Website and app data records
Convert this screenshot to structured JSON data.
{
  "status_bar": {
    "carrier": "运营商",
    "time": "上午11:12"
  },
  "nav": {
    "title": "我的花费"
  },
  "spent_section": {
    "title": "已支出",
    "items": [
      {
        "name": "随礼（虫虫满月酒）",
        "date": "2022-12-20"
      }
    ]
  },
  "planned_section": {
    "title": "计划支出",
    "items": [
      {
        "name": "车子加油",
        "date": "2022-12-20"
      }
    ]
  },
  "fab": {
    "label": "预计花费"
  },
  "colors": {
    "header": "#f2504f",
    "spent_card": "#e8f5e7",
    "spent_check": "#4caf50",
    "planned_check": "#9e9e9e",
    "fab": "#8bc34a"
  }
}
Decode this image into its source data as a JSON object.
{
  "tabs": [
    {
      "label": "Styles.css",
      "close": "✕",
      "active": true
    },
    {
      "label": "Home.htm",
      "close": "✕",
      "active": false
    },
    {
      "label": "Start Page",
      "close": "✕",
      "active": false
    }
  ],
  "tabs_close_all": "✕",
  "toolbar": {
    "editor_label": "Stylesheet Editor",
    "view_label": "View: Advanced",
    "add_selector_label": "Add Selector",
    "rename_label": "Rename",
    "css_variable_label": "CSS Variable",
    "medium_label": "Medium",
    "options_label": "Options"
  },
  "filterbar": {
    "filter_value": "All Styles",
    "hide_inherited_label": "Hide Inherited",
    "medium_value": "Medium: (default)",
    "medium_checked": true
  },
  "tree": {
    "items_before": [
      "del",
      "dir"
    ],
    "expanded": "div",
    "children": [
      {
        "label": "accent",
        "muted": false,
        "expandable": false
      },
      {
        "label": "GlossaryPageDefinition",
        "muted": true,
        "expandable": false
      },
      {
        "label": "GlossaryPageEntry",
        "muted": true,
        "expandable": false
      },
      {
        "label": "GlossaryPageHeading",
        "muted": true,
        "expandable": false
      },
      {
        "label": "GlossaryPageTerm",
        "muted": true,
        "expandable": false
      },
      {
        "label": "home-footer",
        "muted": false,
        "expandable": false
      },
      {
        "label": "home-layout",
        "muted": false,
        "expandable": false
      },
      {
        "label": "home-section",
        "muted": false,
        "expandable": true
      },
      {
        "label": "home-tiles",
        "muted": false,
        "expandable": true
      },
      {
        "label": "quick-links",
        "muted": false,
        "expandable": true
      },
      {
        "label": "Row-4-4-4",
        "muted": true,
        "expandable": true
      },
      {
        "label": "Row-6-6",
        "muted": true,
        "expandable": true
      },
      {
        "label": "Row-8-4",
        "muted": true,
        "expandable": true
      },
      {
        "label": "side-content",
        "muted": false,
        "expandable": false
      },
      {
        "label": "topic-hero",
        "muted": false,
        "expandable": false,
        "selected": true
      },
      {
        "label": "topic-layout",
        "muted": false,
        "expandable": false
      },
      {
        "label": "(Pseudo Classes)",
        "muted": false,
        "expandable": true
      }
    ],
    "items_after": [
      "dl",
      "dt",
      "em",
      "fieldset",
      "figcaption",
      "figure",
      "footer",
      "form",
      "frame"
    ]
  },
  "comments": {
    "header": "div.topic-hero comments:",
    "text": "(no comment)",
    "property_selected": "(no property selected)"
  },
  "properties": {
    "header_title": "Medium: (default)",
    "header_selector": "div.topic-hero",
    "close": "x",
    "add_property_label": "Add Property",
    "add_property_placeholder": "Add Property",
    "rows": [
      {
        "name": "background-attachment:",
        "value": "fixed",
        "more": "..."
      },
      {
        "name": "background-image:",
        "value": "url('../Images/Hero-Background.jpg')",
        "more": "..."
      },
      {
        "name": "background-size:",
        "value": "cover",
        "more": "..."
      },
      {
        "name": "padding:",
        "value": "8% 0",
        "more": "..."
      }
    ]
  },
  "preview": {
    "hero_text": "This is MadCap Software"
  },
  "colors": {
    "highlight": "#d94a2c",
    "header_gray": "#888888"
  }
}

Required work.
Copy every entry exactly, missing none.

Exercise response.
Convert this screenshot to structured JSON data.
{
  "status_bar": {
    "carrier": "运营商",
    "time": "上午11:12"
  },
  "nav": {
    "title": "我的花费"
  },
  "spent_section": {
    "title": "已支出",
    "items": [
      {
        "name": "随礼（虫虫满月酒）",
        "date": "2022-12-20"
      }
    ]
  },
  "planned_section": {
    "title": "计划支出",
    "items": [
      {
        "name": "车子加油",
        "date": "2022-12-20"
      }
    ]
  },
  "fab": {
    "label": "预计花费"
  },
  "colors": {
    "header": "#f2504f",
    "spent_card": "#e8f5e7",
    "spent_check": "#4caf50",
    "planned_check": "#9e9e9e",
    "fab": "#8bc34a"
  }
}
Decode this image into its source data as a JSON object.
{
  "tabs": [
    {
      "label": "Styles.css",
      "close": "✕",
      "active": true
    },
    {
      "label": "Home.htm",
      "close": "✕",
      "active": false
    },
    {
      "label": "Start Page",
      "close": "✕",
      "active": false
    }
  ],
  "tabs_close_all": "✕",
  "toolbar": {
    "editor_label": "Stylesheet Editor",
    "view_label": "View: Advanced",
    "add_selector_label": "Add Selector",
    "rename_label": "Rename",
    "css_variable_label": "CSS Variable",
    "medium_label": "Medium",
    "options_label": "Options"
  },
  "filterbar": {
    "filter_value": "All Styles",
    "hide_inherited_label": "Hide Inherited",
    "medium_value": "Medium: (default)",
    "medium_checked": true
  },
  "tree": {
    "items_before": [
      "del",
      "dir"
    ],
    "expanded": "div",
    "children": [
      {
        "label": "accent",
        "muted": false,
        "expandable": false
      },
      {
        "label": "GlossaryPageDefinition",
        "muted": true,
        "expandable": false
      },
      {
        "label": "GlossaryPageEntry",
        "muted": true,
        "expandable": false
      },
      {
        "label": "GlossaryPageHeading",
        "muted": true,
        "expandable": false
      },
      {
        "label": "GlossaryPageTerm",
        "muted": true,
        "expandable": false
      },
      {
        "label": "home-footer",
        "muted": false,
        "expandable": false
      },
      {
        "label": "home-layout",
        "muted": false,
        "expandable": false
      },
      {
        "label": "home-section",
        "muted": false,
        "expandable": true
      },
      {
        "label": "home-tiles",
        "muted": false,
        "expandable": true
      },
      {
        "label": "quick-links",
        "muted": false,
        "expandable": true
      },
      {
        "label": "Row-4-4-4",
        "muted": true,
        "expandable": true
      },
      {
        "label": "Row-6-6",
        "muted": true,
        "expandable": true
      },
      {
        "label": "Row-8-4",
        "muted": true,
        "expandable": true
      },
      {
        "label": "side-content",
        "muted": false,
        "expandable": false
      },
      {
        "label": "topic-hero",
        "muted": false,
        "expandable": false,
        "selected": true
      },
      {
        "label": "topic-layout",
        "muted": false,
        "expandable": false
      },
      {
        "label": "(Pseudo Classes)",
        "muted": false,
        "expandable": true
      }
    ],
    "items_after": [
      "dl",
      "dt",
      "em",
      "fieldset",
      "figcaption",
      "figure",
      "footer",
      "form",
      "frame"
    ]
  },
  "comments": {
    "header": "div.topic-hero comments:",
    "text": "(no comment)",
    "property_selected": "(no property selected)"
  },
  "properties": {
    "header_title": "Medium: (default)",
    "header_selector": "div.topic-hero",
    "close": "x",
    "add_property_label": "Add Property",
    "add_property_placeholder": "Add Property",
    "rows": [
      {
        "name": "background-attachment:",
        "value": "fixed",
        "more": "..."
      },
      {
        "name": "background-image:",
        "value": "url('../Images/Hero-Background.jpg')",
        "more": "..."
      },
      {
        "name": "background-size:",
        "value": "cover",
        "more": "..."
      },
      {
        "name": "padding:",
        "value": "8% 0",
        "more": "..."
      }
    ]
  },
  "preview": {
    "hero_text": "This is MadCap Software"
  },
  "colors": {
    "highlight": "#d94a2c",
    "header_gray": "#888888"
  }
}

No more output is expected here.